Bill training One Arm Dumbbell Bench Presses in Egypt.

I joined Charlie Battery out of Abilene and became a member of the Fire Direction Center for Multiple Launch Rocket Systems. In January 2009 my Operations Sergeant told me we needed a Medic for the deployment and asked if I was interested. So I went to school and became a medic. I continued to work full time for our unit when I returned from medic school. So I’ve been active duty since January 2009. Training balance is tough to manage. I’ve been back in the Guard for a little over 2 years and have had to modify the way I train. Fitness training for the Army and maximum strength training do not go hand in hand, so you sacrifice a little of each to be better in both. However weight training is and always will be a staple in any program I use. The iron always pays great wages for the toil the lifter endures. That’s a fact not an opinion.

This journey started back at the end of June when we had 3 weeks of pre-mobilization training at Salina. Most of it was combat occupation oriented. We left for Ft. Lewis, WA on 23 July for mission specific training. At Ft. Lewis we had shots, health screenings, and death by PowerPoint because we had more briefings than we care to remember. We were quartered at North Ft. Lewis which is where the old fort is situated.

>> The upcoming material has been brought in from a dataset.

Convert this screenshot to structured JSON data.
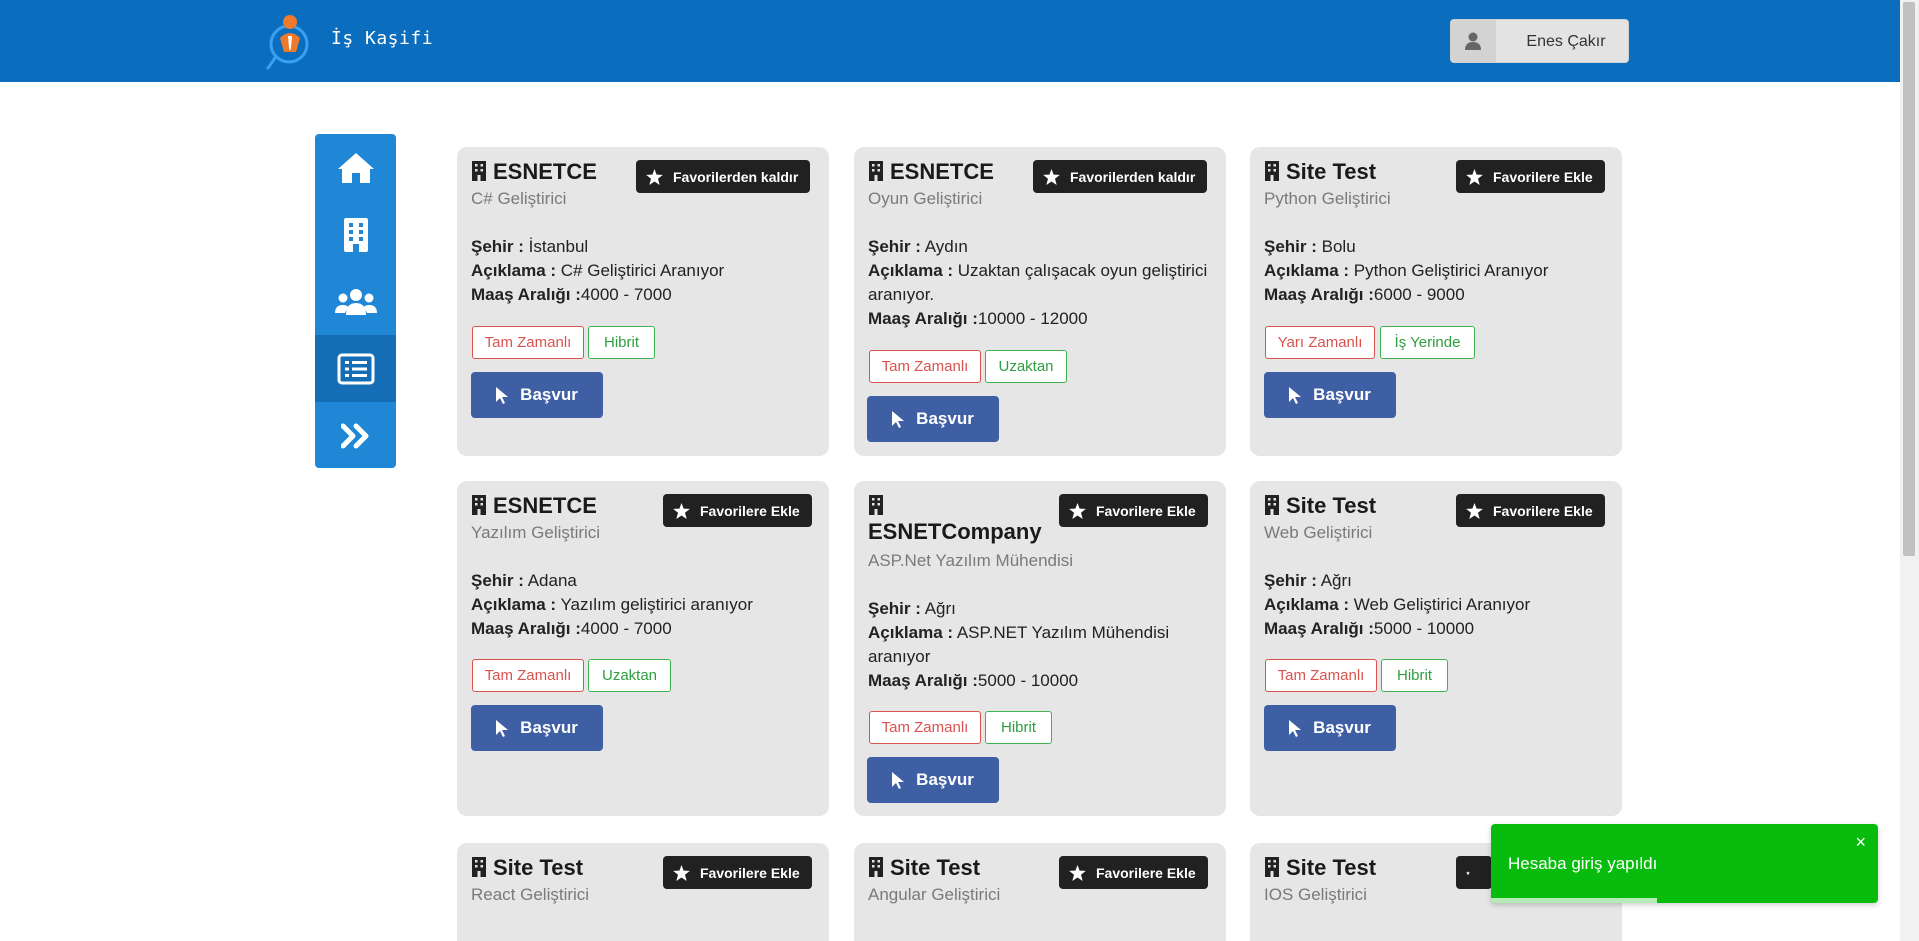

The post there is mostly WWII vintage but is all still fully functional. They really need new beds though. I thought my back was broke a couple of times. They have a real nice fitness center though with plenty of weight and a couple of power racks. The worst thing is those silly octagon plates. They aren’t deadlifter friendly. We moved to the neighboring McChord Air Force Base on 9 September where we were welcomed by the USO and some staff well wishers before our departure. I really appreciated the Chaplain. He shared Eph. 5:15-16 with us. He cautioned us to walk circumspectly for the days are evil. In other words, be careful and watchful because there are things and people around that can cause us harm. We boarded a DC-10, and flew from there straight to Bangor, Maine refueled then to Shannon Ireland refueled then on to Sharm El Sheikh, Egypt.

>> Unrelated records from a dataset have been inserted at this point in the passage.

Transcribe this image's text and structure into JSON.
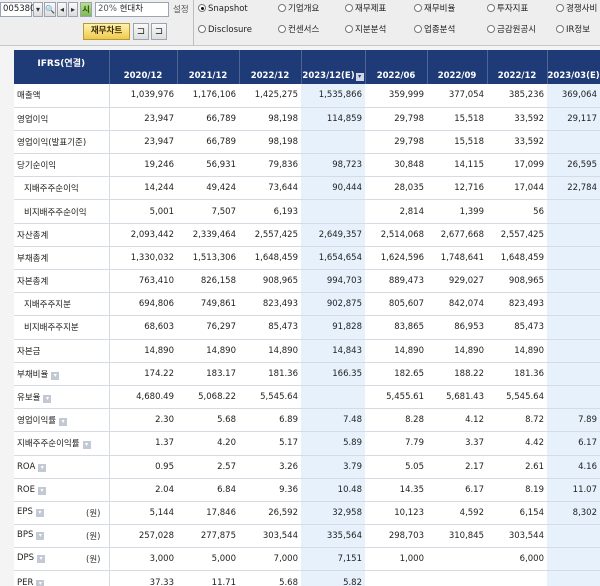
{
  "toolbar": {
    "code": "005380",
    "dd_icon": "▾",
    "search_icon": "🔍",
    "prev_icon": "◂",
    "next_icon": "▸",
    "sim_label": "시",
    "company_pct": "20%",
    "company_name": "현대차",
    "settings_label": "설정",
    "fin_button": "재무차트",
    "icon1": "⊐",
    "icon2": "⊐"
  },
  "tabs": [
    {
      "label": "Snapshot",
      "selected": true
    },
    {
      "label": "기업개요",
      "selected": false
    },
    {
      "label": "재무제표",
      "selected": false
    },
    {
      "label": "재무비율",
      "selected": false
    },
    {
      "label": "투자지표",
      "selected": false
    },
    {
      "label": "경쟁사비",
      "selected": false
    },
    {
      "label": "Disclosure",
      "selected": false
    },
    {
      "label": "컨센서스",
      "selected": false
    },
    {
      "label": "지분분석",
      "selected": false
    },
    {
      "label": "업종분석",
      "selected": false
    },
    {
      "label": "금감원공시",
      "selected": false
    },
    {
      "label": "IR정보",
      "selected": false
    }
  ],
  "table": {
    "corner": "IFRS(연결)",
    "columns": [
      {
        "label": "2020/12",
        "estimate": false
      },
      {
        "label": "2021/12",
        "estimate": false
      },
      {
        "label": "2022/12",
        "estimate": false
      },
      {
        "label": "2023/12(E)",
        "estimate": true
      },
      {
        "label": "2022/06",
        "estimate": false
      },
      {
        "label": "2022/09",
        "estimate": false
      },
      {
        "label": "2022/12",
        "estimate": false
      },
      {
        "label": "2023/03(E)",
        "estimate": true
      }
    ],
    "rows": [
      {
        "label": "매출액",
        "sub": false,
        "unit": "",
        "tag": false,
        "values": [
          "1,039,976",
          "1,176,106",
          "1,425,275",
          "1,535,866",
          "359,999",
          "377,054",
          "385,236",
          "369,064"
        ]
      },
      {
        "label": "영업이익",
        "sub": false,
        "unit": "",
        "tag": false,
        "values": [
          "23,947",
          "66,789",
          "98,198",
          "114,859",
          "29,798",
          "15,518",
          "33,592",
          "29,117"
        ]
      },
      {
        "label": "영업이익(발표기준)",
        "sub": false,
        "unit": "",
        "tag": false,
        "values": [
          "23,947",
          "66,789",
          "98,198",
          "",
          "29,798",
          "15,518",
          "33,592",
          ""
        ]
      },
      {
        "label": "당기순이익",
        "sub": false,
        "unit": "",
        "tag": false,
        "values": [
          "19,246",
          "56,931",
          "79,836",
          "98,723",
          "30,848",
          "14,115",
          "17,099",
          "26,595"
        ]
      },
      {
        "label": "지배주주순이익",
        "sub": true,
        "unit": "",
        "tag": false,
        "values": [
          "14,244",
          "49,424",
          "73,644",
          "90,444",
          "28,035",
          "12,716",
          "17,044",
          "22,784"
        ]
      },
      {
        "label": "비지배주주순이익",
        "sub": true,
        "unit": "",
        "tag": false,
        "values": [
          "5,001",
          "7,507",
          "6,193",
          "",
          "2,814",
          "1,399",
          "56",
          ""
        ]
      },
      {
        "label": "자산총계",
        "sub": false,
        "unit": "",
        "tag": false,
        "values": [
          "2,093,442",
          "2,339,464",
          "2,557,425",
          "2,649,357",
          "2,514,068",
          "2,677,668",
          "2,557,425",
          ""
        ]
      },
      {
        "label": "부채총계",
        "sub": false,
        "unit": "",
        "tag": false,
        "values": [
          "1,330,032",
          "1,513,306",
          "1,648,459",
          "1,654,654",
          "1,624,596",
          "1,748,641",
          "1,648,459",
          ""
        ]
      },
      {
        "label": "자본총계",
        "sub": false,
        "unit": "",
        "tag": false,
        "values": [
          "763,410",
          "826,158",
          "908,965",
          "994,703",
          "889,473",
          "929,027",
          "908,965",
          ""
        ]
      },
      {
        "label": "지배주주지분",
        "sub": true,
        "unit": "",
        "tag": false,
        "values": [
          "694,806",
          "749,861",
          "823,493",
          "902,875",
          "805,607",
          "842,074",
          "823,493",
          ""
        ]
      },
      {
        "label": "비지배주주지분",
        "sub": true,
        "unit": "",
        "tag": false,
        "values": [
          "68,603",
          "76,297",
          "85,473",
          "91,828",
          "83,865",
          "86,953",
          "85,473",
          ""
        ]
      },
      {
        "label": "자본금",
        "sub": false,
        "unit": "",
        "tag": false,
        "values": [
          "14,890",
          "14,890",
          "14,890",
          "14,843",
          "14,890",
          "14,890",
          "14,890",
          ""
        ]
      },
      {
        "label": "부채비율",
        "sub": false,
        "unit": "",
        "tag": true,
        "values": [
          "174.22",
          "183.17",
          "181.36",
          "166.35",
          "182.65",
          "188.22",
          "181.36",
          ""
        ]
      },
      {
        "label": "유보율",
        "sub": false,
        "unit": "",
        "tag": true,
        "values": [
          "4,680.49",
          "5,068.22",
          "5,545.64",
          "",
          "5,455.61",
          "5,681.43",
          "5,545.64",
          ""
        ]
      },
      {
        "label": "영업이익률",
        "sub": false,
        "unit": "",
        "tag": true,
        "values": [
          "2.30",
          "5.68",
          "6.89",
          "7.48",
          "8.28",
          "4.12",
          "8.72",
          "7.89"
        ]
      },
      {
        "label": "지배주주순이익률",
        "sub": false,
        "unit": "",
        "tag": true,
        "values": [
          "1.37",
          "4.20",
          "5.17",
          "5.89",
          "7.79",
          "3.37",
          "4.42",
          "6.17"
        ]
      },
      {
        "label": "ROA",
        "sub": false,
        "unit": "",
        "tag": true,
        "values": [
          "0.95",
          "2.57",
          "3.26",
          "3.79",
          "5.05",
          "2.17",
          "2.61",
          "4.16"
        ]
      },
      {
        "label": "ROE",
        "sub": false,
        "unit": "",
        "tag": true,
        "values": [
          "2.04",
          "6.84",
          "9.36",
          "10.48",
          "14.35",
          "6.17",
          "8.19",
          "11.07"
        ]
      },
      {
        "label": "EPS",
        "sub": false,
        "unit": "(원)",
        "tag": true,
        "values": [
          "5,144",
          "17,846",
          "26,592",
          "32,958",
          "10,123",
          "4,592",
          "6,154",
          "8,302"
        ]
      },
      {
        "label": "BPS",
        "sub": false,
        "unit": "(원)",
        "tag": true,
        "values": [
          "257,028",
          "277,875",
          "303,544",
          "335,564",
          "298,703",
          "310,845",
          "303,544",
          ""
        ]
      },
      {
        "label": "DPS",
        "sub": false,
        "unit": "(원)",
        "tag": true,
        "values": [
          "3,000",
          "5,000",
          "7,000",
          "7,151",
          "1,000",
          "",
          "6,000",
          ""
        ]
      },
      {
        "label": "PER",
        "sub": false,
        "unit": "",
        "tag": true,
        "values": [
          "37.33",
          "11.71",
          "5.68",
          "5.82",
          "",
          "",
          "",
          ""
        ]
      }
    ]
  }
}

A remote training facility in Egypt

The people who drive here make aggressive drivers back home look like school girls. There’s no traffic enforcement here like at home either, really frustrating for an old cop. Driving is the most dangerous activity here. The locals are like kamikaze pilots on the road.

With this mission being in effect for about 30 years there are decent accommodations here at our main camp with a fully functional training facility known as, “Herbs Gym”. Herb is a local gentleman that adopted the MFO (Multi National Force and Observers) and it adopted him. He welcomed every new rotation of soldiers coming here prior to our arrival. He was forced to retire before we arrived. The beach where we do combat water survival training is also named after Herb.

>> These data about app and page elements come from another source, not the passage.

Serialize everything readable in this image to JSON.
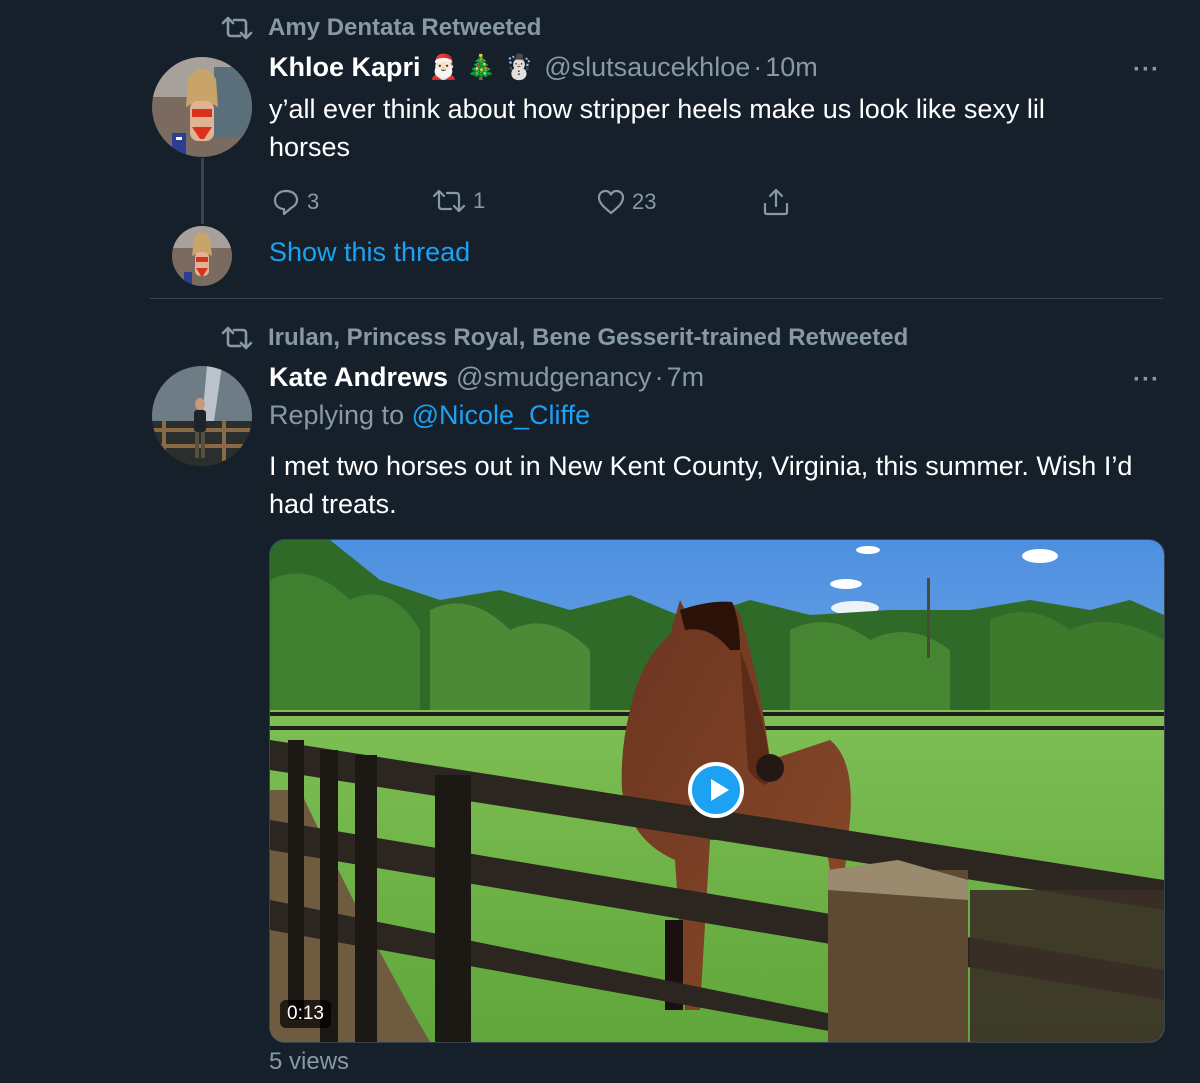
{
  "tweet1": {
    "retweeted_by": "Amy Dentata Retweeted",
    "name": "Khloe Kapri",
    "emojis": [
      "🎅🏻",
      "🎄",
      "☃️"
    ],
    "handle": "@slutsaucekhloe",
    "separator": "·",
    "time": "10m",
    "more": "···",
    "text": "y’all ever think about how stripper heels make us look like sexy lil horses",
    "replies": "3",
    "retweets": "1",
    "likes": "23",
    "show_thread": "Show this thread"
  },
  "tweet2": {
    "retweeted_by": "Irulan, Princess Royal, Bene Gesserit-trained Retweeted",
    "name": "Kate Andrews",
    "handle": "@smudgenancy",
    "separator": "·",
    "time": "7m",
    "more": "···",
    "replying_prefix": "Replying to",
    "replying_to": "@Nicole_Cliffe",
    "text": "I met two horses out in New Kent County, Virginia, this summer. Wish I’d had treats.",
    "video_duration": "0:13",
    "views": "5 views"
  },
  "icons": {
    "retweet": "retweet-icon",
    "reply": "reply-icon",
    "like": "heart-icon",
    "share": "share-icon",
    "more": "more-icon",
    "play": "play-icon"
  },
  "colors": {
    "background": "#15202b",
    "secondary_text": "#8899a6",
    "accent": "#1da1f2",
    "divider": "#38444d"
  }
}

Bill training the deadlift with 550 pounds at Herb's Gym.

We rotate out to remote sites and they have a gym as well. It’s a pole shed with weights, benches, a rack, stationary bike, and concept 2 rower. Inside the fence of the sites is usually a makeshift running track which is basically a dirt road we run on. Nothing is state of the art, except those old rusty York plates we have at the remote site I’m deadlifting in the picture. They have those silly octagon plates here at Herbs gym. I generally train 6 days per week with two days devoted to weight training, two days of conditioning which usually consists of 1 or 2 dumbbell movements like swings, snatches or C&P and bodyweight work such as burpees, mountain climbers, rope skipping, pull-ups, push-ups, and dips. The other two days are usually just aerobic. I usually do something other than running. I like to run but my knees don’t agree.

After damaging my rotator cuff benching for the Andy Goddard memorial I have to concentrate on rehab so I can get back to it. In the meantime I’m relegated to lots of aerobics. We’ll see what the Physical Therapist says. Until then I wish all the membership well in life and lifting.

God Bless.

Bill Cookson